The problem, it seems to me, is this idea of breaking up God’s creative process into two separate processes, one of which works through natural causes, and the other of which does not. For me it just seems far more intuitively correct, that God would create us through one continuous process. Continue reading

Christians against ID, Part 2

[See Part I here.]

This topic came to my mind recently because I’m taking an Astronomy course at my local community college. In this course I learned that shortly after the Big Bang (that is, relatively shortly), there were only three elements: Hydrogen, helium and a small amount of lithium. These elements eventually started condensing and forming into galaxies and stars. It was through the life cycles of stars that the heavier elements developed, such as the ones we and our planet are made of. Our sun is not a first-generation star but was formed from the materials left over from prior generations of stars.
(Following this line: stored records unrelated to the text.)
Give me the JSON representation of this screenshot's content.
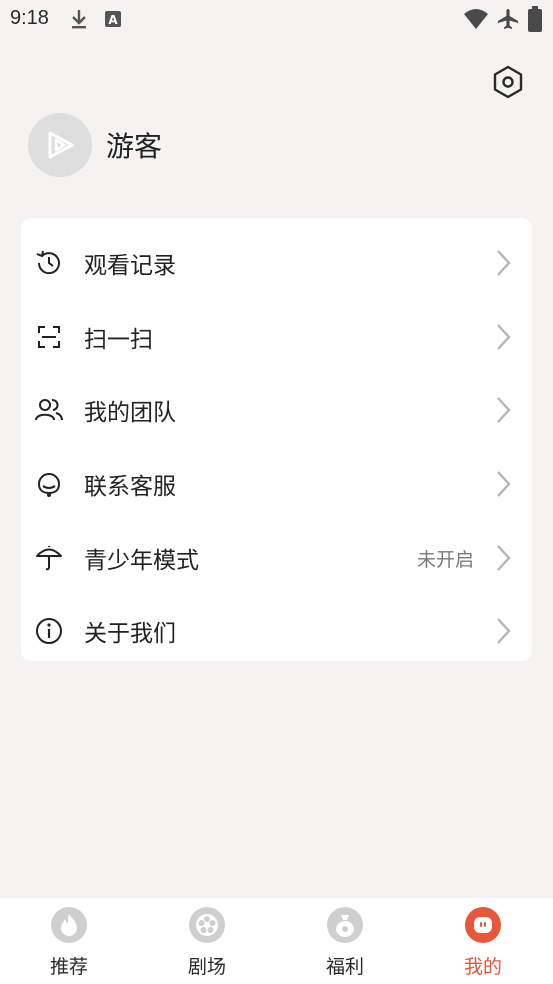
{
  "status_bar": {
    "time": "9:18",
    "icons": [
      "download-icon",
      "keyboard-a-icon",
      "wifi-icon",
      "airplane-icon",
      "battery-icon"
    ]
  },
  "header": {
    "settings_icon": "settings-hexagon-icon"
  },
  "profile": {
    "name": "游客",
    "avatar_icon": "play-logo-icon"
  },
  "menu": {
    "items": [
      {
        "label": "观看记录",
        "icon": "history-clock-icon",
        "value": ""
      },
      {
        "label": "扫一扫",
        "icon": "scan-icon",
        "value": ""
      },
      {
        "label": "我的团队",
        "icon": "team-icon",
        "value": ""
      },
      {
        "label": "联系客服",
        "icon": "headset-icon",
        "value": ""
      },
      {
        "label": "青少年模式",
        "icon": "umbrella-icon",
        "value": "未开启"
      },
      {
        "label": "关于我们",
        "icon": "info-icon",
        "value": ""
      }
    ]
  },
  "tab_bar": {
    "tabs": [
      {
        "label": "推荐",
        "icon": "flame-icon",
        "active": false
      },
      {
        "label": "剧场",
        "icon": "film-reel-icon",
        "active": false
      },
      {
        "label": "福利",
        "icon": "money-bag-icon",
        "active": false
      },
      {
        "label": "我的",
        "icon": "profile-face-icon",
        "active": true
      }
    ],
    "active_color": "#e8563b",
    "inactive_icon_color": "#cfcfcf"
  }
}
This got me thinking: The very matter that we and our planet are made of is a product of evolution of a sort, the evolution of matter from lighter elements to heavier ones through natural processes over billions of years. ID itself doesn’t dispute this.
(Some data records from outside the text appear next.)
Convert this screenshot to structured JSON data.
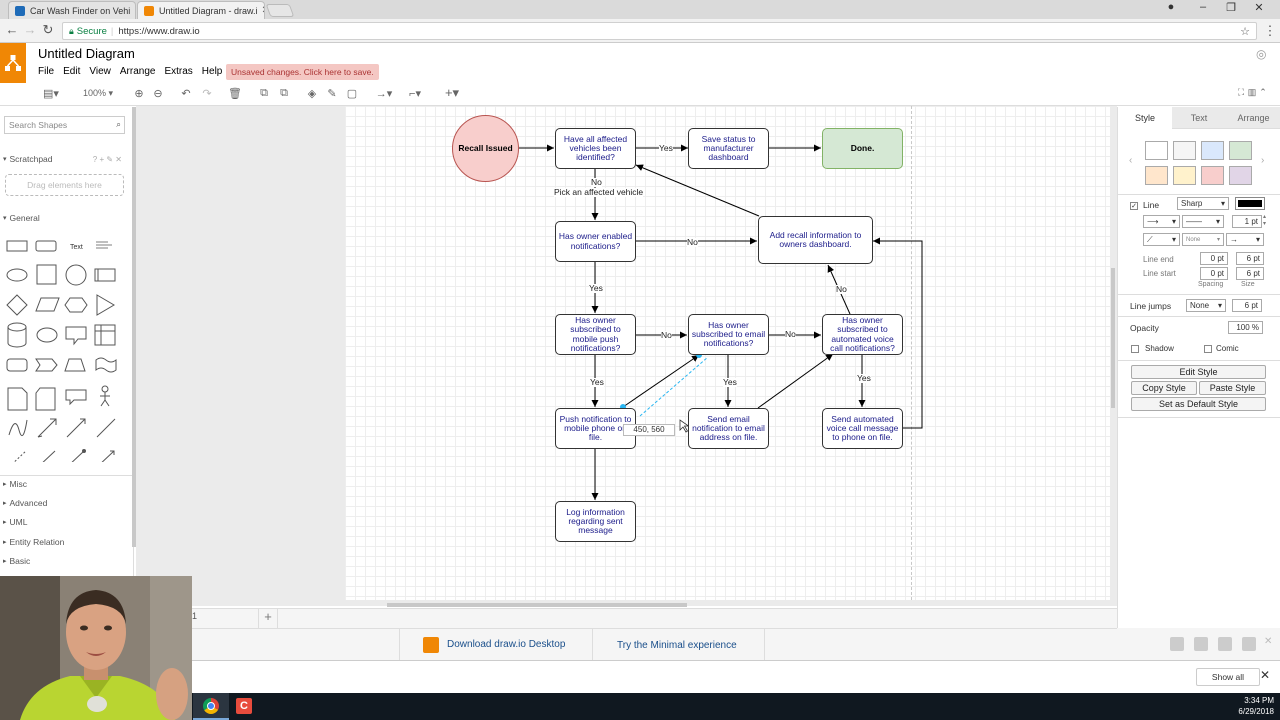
{
  "browser": {
    "tabs": [
      {
        "title": "Car Wash Finder on Vehi",
        "active": false
      },
      {
        "title": "Untitled Diagram - draw.i",
        "active": true
      }
    ],
    "secure_label": "Secure",
    "url": "https://www.draw.io"
  },
  "app": {
    "title": "Untitled Diagram",
    "menu": [
      "File",
      "Edit",
      "View",
      "Arrange",
      "Extras",
      "Help"
    ],
    "unsaved_notice": "Unsaved changes. Click here to save.",
    "zoom": "100%"
  },
  "sidebar": {
    "search_placeholder": "Search Shapes",
    "scratchpad_label": "Scratchpad",
    "scratchpad_hint": "Drag elements here",
    "general_label": "General",
    "text_shape_label": "Text",
    "sections": [
      "Misc",
      "Advanced",
      "UML",
      "Entity Relation",
      "Basic"
    ]
  },
  "diagram": {
    "nodes": {
      "recall": "Recall Issued",
      "identified": "Have all affected vehicles been identified?",
      "save_status": "Save status to manufacturer dashboard",
      "done": "Done.",
      "enabled": "Has owner enabled notifications?",
      "add_recall": "Add recall information to owners dashboard.",
      "push_sub": "Has owner subscribed to mobile push notifications?",
      "email_sub": "Has owner subscribed to email notifications?",
      "voice_sub": "Has owner subscribed to automated voice call notifications?",
      "push_send": "Push notification to mobile phone on file.",
      "email_send": "Send email notification to email address on file.",
      "voice_send": "Send automated voice call message to phone on file.",
      "log": "Log information regarding sent message"
    },
    "edge_labels": {
      "yes_top": "Yes",
      "no_top": "No",
      "pick": "Pick an affected vehicle",
      "no_enabled": "No",
      "yes_enabled": "Yes",
      "no_push": "No",
      "no_email": "No",
      "yes_push": "Yes",
      "yes_email": "Yes",
      "yes_voice": "Yes",
      "no_voice": "No"
    },
    "drag_tooltip": "450, 560"
  },
  "format_panel": {
    "tabs": [
      "Style",
      "Text",
      "Arrange"
    ],
    "line_label": "Line",
    "line_style": "Sharp",
    "line_width": "1 pt",
    "waypoint_none": "None",
    "line_end_label": "Line end",
    "line_start_label": "Line start",
    "line_end_spacing": "0 pt",
    "line_end_size": "6 pt",
    "line_start_spacing": "0 pt",
    "line_start_size": "6 pt",
    "spacing_label": "Spacing",
    "size_label": "Size",
    "line_jumps_label": "Line jumps",
    "line_jumps_value": "None",
    "line_jumps_size": "6 pt",
    "opacity_label": "Opacity",
    "opacity_value": "100 %",
    "shadow_label": "Shadow",
    "comic_label": "Comic",
    "edit_style": "Edit Style",
    "copy_style": "Copy Style",
    "paste_style": "Paste Style",
    "set_default": "Set as Default Style",
    "colors": {
      "swatches": [
        "#ffffff",
        "#f5f5f5",
        "#dae8fc",
        "#d5e8d4",
        "#ffe6cc",
        "#fff2cc",
        "#f8cecc",
        "#e1d5e7"
      ]
    }
  },
  "bottom": {
    "download_desktop": "Download draw.io Desktop",
    "minimal": "Try the Minimal experience",
    "show_all": "Show all"
  },
  "taskbar": {
    "time": "3:34 PM",
    "date": "6/29/2018"
  },
  "colors": {
    "accent": "#f08705",
    "recall_fill": "#f8cecc",
    "recall_stroke": "#b85450",
    "done_fill": "#d5e8d4",
    "done_stroke": "#82b366",
    "link": "#1a4f8b"
  }
}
But isn’t the evolution of the matter we’re made of, part of the process of making us?

It struck me that if God started the process that way, why wouldn’t he finish it that way? I think he would have used one continuous process, rather than starting with one process and finishing with another. I definitely think he could create us with one continuous process using natural means. Why not? Would it be too hard for him to figure out how to set up the universe, to fine-tune it, so to speak, in just such a way that you and I would eventually result? Too hard for an omnipotent God of infinite intelligence, who constantly holds every atom in existence simultaneously?
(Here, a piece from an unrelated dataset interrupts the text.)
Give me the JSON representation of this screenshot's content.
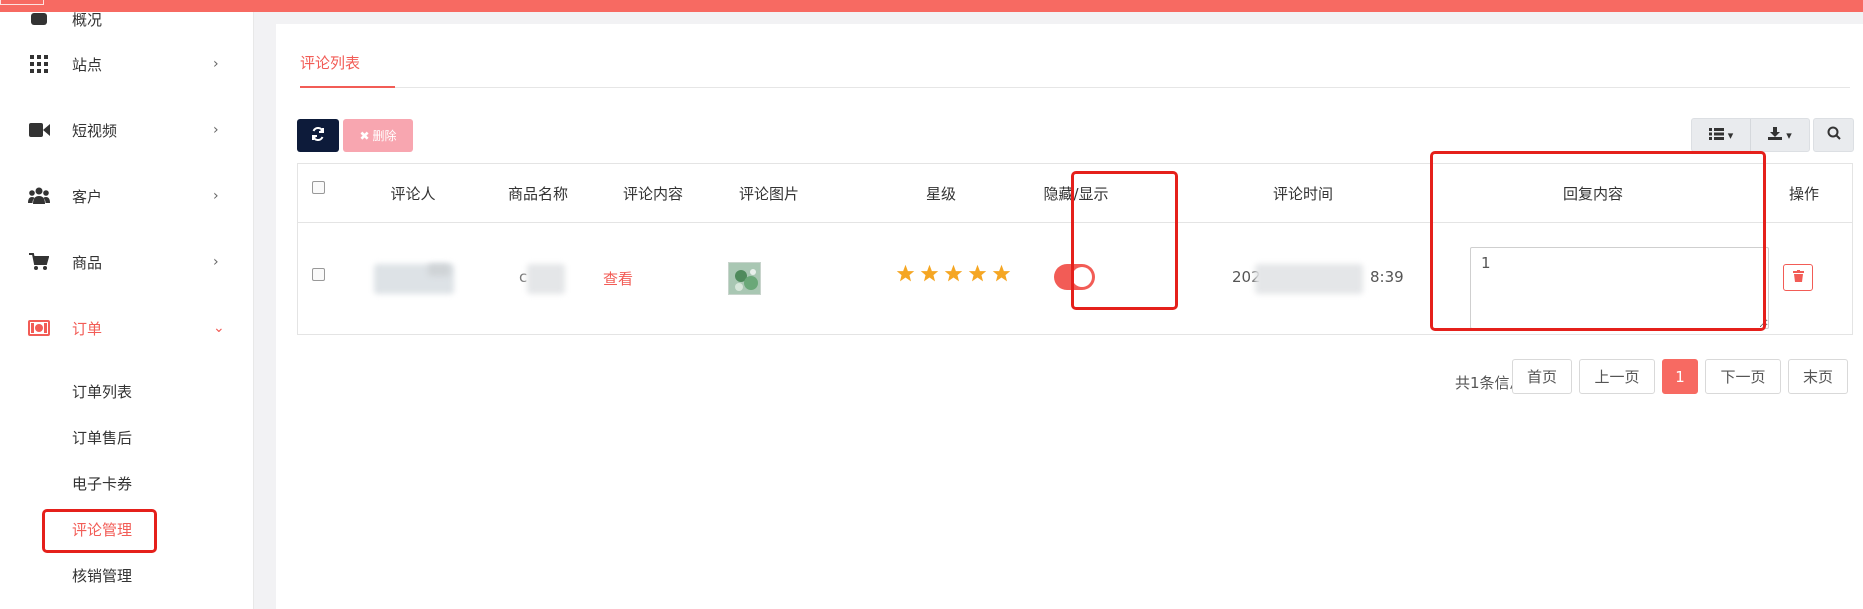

William Lane Craig (The Great) argues for the fine-tuning of the universe as evidence for God’s existence:

“For example, a change in the strength of the atomic weak force by only one part in 10^100 would have prevented a life-permitting universe. The cosmological constant which drives the inflation of the universe and is responsible for the recently discovered acceleration of the universe’s expansion is inexplicably fine-tuned to around one part in 10^120. Roger Penrose of Oxford University has calculated that the odds of the Big Bang’s low entropy condition existing by chance are on the order of one out of 10^10(123). Penrose comments, ‘I cannot even recall seeing anything else in physics whose accuracy is known to approach, even remotely, a figure like one part in 10^10(123).’ And it’s not just each constant or quantity that must be exquisitely finely-tuned; their ratios to one another must be also finely-tuned. So improbability is multiplied by improbability by improbability until our minds are reeling in incomprehensible numbers.”

So the universe is fine-tuned for life. Again ID proponents don’t deny this. In fact, they love it since it points to a Designer. So … why not take the fine-tuning argument to its logical conclusion? Could not the cosmos be so fine-tuned that, not only is life possible, but that it positively must have arisen? And in the forms God intended?

Again, why not?